In Zimbabwe, we are evaluating uptake of self-testing and linkage to services after self-test kits are offered through the following models:

· Community-based distribution by trained lay distributors in selected rural areas in Mberengwa, Buhera, Chivi, Gweru, Masvingo, Gutu, Mazowe and Bulilima.

· Distribution at New Start Centres in Harare, Bulawayo, Gweru, Masvingo, Chitungwiza and Mutare

· Distribution through the Voluntary Medical Male Circumcision Program that is run by PSI Zimbabwe

· Distribution through the Sisters Clinics of the Zimbabwe National Sex Workers Program

WHO is launching new HIV self-testing and partner notification guidelines for World AIDS Day 2016. In preparation for the launch they have produced a short video, WHO: HIV self-testing - Questions and Answers that explains HIV self-testing. Below is the video

3. Operations Research on Integration of Sexual and Reproductive Health

Funding Source: Integrated Support Programme through PSI Zimbabwe

Funding Period: February 2013 to November 2016

As part of the Integrated Support Programme, PSI Zimbabwe has integrated sexual and reproductive health services with HIV testing and care services. CeSHHAR is PSI’s operations research partner; and the following studies are being conducted as part of the program:

1. Investigating barriers and facilitators to provision and uptake of long acting reversible contraception at PSI sites providing integrated services. In this study we will also determine the cost of integrated FP/HIV services in different service delivery settings from the perspectives of both the provider and clients.

2. Investigating barriers and facilitators to provision and uptake of cervical cancer screening at PSI sites providing integrated services. In this study we will also determine the cost of integrated services from the perspectives of both the provider and clients.

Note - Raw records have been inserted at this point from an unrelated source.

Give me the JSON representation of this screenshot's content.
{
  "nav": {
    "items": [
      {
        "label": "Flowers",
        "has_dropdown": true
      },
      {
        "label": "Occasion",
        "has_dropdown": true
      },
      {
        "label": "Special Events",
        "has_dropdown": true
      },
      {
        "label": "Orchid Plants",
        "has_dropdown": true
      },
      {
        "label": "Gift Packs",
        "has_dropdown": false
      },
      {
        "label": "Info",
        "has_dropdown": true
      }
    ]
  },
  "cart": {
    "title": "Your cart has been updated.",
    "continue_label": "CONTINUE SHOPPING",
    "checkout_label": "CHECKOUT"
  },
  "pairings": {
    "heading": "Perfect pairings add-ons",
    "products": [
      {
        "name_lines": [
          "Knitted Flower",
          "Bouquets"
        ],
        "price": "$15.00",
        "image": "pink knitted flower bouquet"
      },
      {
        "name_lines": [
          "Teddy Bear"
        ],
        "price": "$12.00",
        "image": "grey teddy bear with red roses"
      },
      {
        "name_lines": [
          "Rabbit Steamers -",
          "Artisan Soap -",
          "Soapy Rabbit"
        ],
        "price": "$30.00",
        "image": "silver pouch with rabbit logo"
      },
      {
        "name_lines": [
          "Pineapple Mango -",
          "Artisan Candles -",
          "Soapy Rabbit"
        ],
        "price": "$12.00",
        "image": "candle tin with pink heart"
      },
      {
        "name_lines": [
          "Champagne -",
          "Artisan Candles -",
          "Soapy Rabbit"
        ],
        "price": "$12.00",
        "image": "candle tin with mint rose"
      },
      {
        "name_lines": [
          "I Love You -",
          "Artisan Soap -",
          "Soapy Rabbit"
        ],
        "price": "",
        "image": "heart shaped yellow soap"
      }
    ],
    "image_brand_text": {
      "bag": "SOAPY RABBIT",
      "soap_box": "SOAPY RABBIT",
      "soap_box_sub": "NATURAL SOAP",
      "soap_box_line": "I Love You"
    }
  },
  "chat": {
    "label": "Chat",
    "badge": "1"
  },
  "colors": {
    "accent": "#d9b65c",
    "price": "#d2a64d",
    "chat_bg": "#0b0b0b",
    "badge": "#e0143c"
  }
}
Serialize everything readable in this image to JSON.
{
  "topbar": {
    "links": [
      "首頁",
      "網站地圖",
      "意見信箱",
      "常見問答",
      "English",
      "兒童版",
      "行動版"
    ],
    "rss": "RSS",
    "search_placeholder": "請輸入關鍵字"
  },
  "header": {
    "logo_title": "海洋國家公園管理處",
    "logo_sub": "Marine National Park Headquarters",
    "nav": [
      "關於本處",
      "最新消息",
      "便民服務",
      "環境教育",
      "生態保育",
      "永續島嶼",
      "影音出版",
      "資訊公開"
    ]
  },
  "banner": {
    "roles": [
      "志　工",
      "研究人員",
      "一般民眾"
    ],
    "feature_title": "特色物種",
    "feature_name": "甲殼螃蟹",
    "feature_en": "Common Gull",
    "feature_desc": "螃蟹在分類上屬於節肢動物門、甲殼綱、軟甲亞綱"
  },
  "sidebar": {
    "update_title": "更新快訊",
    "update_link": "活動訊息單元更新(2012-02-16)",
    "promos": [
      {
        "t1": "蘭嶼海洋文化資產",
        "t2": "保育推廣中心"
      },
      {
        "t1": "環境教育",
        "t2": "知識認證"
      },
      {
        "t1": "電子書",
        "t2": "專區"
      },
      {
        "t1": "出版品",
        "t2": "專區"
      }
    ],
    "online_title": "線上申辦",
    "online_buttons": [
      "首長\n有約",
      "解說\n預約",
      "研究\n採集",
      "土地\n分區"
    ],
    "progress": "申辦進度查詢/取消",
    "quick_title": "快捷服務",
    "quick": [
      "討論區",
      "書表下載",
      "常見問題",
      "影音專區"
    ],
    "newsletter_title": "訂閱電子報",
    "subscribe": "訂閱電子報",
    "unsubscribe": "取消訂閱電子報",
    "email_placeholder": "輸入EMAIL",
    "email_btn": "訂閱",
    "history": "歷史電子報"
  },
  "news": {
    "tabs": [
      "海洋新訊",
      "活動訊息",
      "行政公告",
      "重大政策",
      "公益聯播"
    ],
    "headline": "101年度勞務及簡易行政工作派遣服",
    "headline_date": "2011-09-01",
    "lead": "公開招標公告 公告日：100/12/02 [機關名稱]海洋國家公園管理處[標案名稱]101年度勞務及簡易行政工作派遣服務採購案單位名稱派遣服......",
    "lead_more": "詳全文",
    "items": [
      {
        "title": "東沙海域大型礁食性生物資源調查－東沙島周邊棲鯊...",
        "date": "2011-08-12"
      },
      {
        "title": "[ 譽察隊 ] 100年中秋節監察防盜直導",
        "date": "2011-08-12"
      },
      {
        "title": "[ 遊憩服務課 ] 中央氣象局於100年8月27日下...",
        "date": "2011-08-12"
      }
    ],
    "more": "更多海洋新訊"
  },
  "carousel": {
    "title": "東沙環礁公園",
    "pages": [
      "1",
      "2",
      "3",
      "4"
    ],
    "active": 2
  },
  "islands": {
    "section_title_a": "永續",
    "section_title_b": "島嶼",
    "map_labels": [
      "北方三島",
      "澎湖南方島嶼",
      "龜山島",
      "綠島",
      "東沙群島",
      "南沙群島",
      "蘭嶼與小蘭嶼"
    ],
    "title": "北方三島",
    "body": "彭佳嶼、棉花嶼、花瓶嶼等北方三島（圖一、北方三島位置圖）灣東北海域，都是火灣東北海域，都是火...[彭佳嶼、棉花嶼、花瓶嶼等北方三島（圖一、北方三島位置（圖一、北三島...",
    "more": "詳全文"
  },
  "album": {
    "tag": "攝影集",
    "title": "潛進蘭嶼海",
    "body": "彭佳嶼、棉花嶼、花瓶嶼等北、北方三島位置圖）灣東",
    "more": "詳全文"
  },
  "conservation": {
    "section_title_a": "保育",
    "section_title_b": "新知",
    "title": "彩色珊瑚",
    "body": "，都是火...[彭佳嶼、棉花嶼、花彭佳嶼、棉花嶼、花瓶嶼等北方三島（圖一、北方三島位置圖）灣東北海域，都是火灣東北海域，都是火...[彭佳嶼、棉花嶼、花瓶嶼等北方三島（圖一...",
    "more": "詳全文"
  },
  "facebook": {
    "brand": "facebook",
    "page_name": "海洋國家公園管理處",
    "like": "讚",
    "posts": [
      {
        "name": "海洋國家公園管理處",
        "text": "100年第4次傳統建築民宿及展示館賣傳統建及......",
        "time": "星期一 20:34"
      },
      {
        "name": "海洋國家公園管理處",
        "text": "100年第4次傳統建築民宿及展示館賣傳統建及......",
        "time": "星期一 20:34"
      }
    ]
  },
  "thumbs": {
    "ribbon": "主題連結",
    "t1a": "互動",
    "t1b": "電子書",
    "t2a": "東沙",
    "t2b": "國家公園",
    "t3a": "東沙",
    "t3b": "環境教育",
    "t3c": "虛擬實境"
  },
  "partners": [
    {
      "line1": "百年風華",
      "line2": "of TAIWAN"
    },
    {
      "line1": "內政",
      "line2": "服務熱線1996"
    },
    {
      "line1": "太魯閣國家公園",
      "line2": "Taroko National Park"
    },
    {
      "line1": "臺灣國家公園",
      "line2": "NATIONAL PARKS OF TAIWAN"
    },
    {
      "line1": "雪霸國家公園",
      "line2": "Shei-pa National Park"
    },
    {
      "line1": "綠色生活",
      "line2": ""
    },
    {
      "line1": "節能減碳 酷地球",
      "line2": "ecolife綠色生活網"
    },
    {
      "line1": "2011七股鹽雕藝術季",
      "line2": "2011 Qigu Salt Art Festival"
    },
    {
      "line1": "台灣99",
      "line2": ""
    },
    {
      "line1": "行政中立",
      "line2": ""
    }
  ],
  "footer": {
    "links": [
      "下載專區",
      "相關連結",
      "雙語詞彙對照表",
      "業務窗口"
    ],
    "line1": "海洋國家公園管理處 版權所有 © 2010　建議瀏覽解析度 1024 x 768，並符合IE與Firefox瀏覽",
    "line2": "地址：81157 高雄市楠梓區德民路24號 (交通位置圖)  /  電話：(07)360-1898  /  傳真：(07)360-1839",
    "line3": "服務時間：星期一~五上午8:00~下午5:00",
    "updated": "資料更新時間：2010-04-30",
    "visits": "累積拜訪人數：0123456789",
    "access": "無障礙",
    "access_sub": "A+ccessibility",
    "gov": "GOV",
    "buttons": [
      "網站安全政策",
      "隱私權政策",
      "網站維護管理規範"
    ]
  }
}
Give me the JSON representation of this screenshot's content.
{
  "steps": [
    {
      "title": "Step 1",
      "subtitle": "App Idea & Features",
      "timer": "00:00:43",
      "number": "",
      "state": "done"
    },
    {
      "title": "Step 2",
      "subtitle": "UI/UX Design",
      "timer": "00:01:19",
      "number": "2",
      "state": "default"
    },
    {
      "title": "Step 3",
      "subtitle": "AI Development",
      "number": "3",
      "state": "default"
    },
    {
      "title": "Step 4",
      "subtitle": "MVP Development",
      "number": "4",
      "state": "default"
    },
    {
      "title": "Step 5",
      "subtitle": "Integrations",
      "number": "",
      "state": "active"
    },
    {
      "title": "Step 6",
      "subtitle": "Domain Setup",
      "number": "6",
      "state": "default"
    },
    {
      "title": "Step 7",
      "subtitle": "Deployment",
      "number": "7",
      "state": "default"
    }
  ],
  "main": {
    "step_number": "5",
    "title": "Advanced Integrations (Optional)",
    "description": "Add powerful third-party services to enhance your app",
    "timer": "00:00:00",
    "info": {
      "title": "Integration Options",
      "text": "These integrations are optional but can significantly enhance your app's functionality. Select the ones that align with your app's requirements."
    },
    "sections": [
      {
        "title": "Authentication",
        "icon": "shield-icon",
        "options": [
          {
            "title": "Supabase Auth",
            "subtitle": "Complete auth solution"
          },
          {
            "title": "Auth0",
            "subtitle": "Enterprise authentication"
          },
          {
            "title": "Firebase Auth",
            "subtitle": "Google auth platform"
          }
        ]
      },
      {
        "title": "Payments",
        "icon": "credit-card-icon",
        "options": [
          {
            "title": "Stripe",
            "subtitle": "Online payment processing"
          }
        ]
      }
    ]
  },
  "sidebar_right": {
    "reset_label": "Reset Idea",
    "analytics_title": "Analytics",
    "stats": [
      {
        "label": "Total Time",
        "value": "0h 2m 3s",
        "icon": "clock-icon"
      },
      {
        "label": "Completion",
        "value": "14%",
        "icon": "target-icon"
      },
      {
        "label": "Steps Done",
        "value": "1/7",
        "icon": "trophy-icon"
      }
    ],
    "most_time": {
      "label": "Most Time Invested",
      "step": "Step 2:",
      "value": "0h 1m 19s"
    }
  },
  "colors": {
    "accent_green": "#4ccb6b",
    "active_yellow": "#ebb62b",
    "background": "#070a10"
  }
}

3. Non-monetary incentives to increase uptake of Couples HIV testing (CHTS).

CHTS, where couples test together with a counsellor and then develop a prevention and/or treatment strategy based on their joint status, is associated with a number of positive HIV prevention outcomes including increased condom use, reduction in sexual partners and increased use of antiretroviral therapy (ART) to prevent transmission of HIV to the uninfected partner. Despite the clear recognition of the benefits of CHTS, its demand in Zimbabwe is low, especially in rural settings. CeSHHAR Zimbabwe in collaboration with PSI Zimbabwe and Ministry of Health and Child Care conducted a study to test the effectiveness of small, non-monetary incentives in increasing CHTC uptake in Chegutu, Goromonzi, Murewa and Uzumba Maramba Pfungwe (UMP) districts. We found that the offer of small non-monetary incentives was associated with a 13-fold increase in uptake of couples testing (https://youtu.be/NQhRW4mj26E).

4. Increasing Demand for Long Acting Contraception – in collaboration with UC Berkeley

Funding Source: Behavioural Economics in Reproductive Health Initiative (BERHI)

Funding Period: March 2014 to Nov 2016

Unmet need for family planning (FP) is unacceptably high in developing countries. Despite effectiveness and reliability of long acting reversible contraceptives (LARC) their uptake is low; most Zimbabwean women use short-acting, user dependent FP methods. CeSHHAR Zimbabwe and UC Berkeley are conducting research on how to best promote uptake of LARC. The study aims to understand whether women accept receiving LARC information and other reproductive health topics from their hairdressers, and whether discussing these topics with hairdressers results in increased LARC uptake. Through a cluster-randomised trial, the study also seeks to determine whether incentivising hairdressers who have been trained to talk about LARC according to successful referrals (for any service) to Chitungwiza New Start Centre will result in higher LARC uptake. Data collection is complete and analysis is ongoing.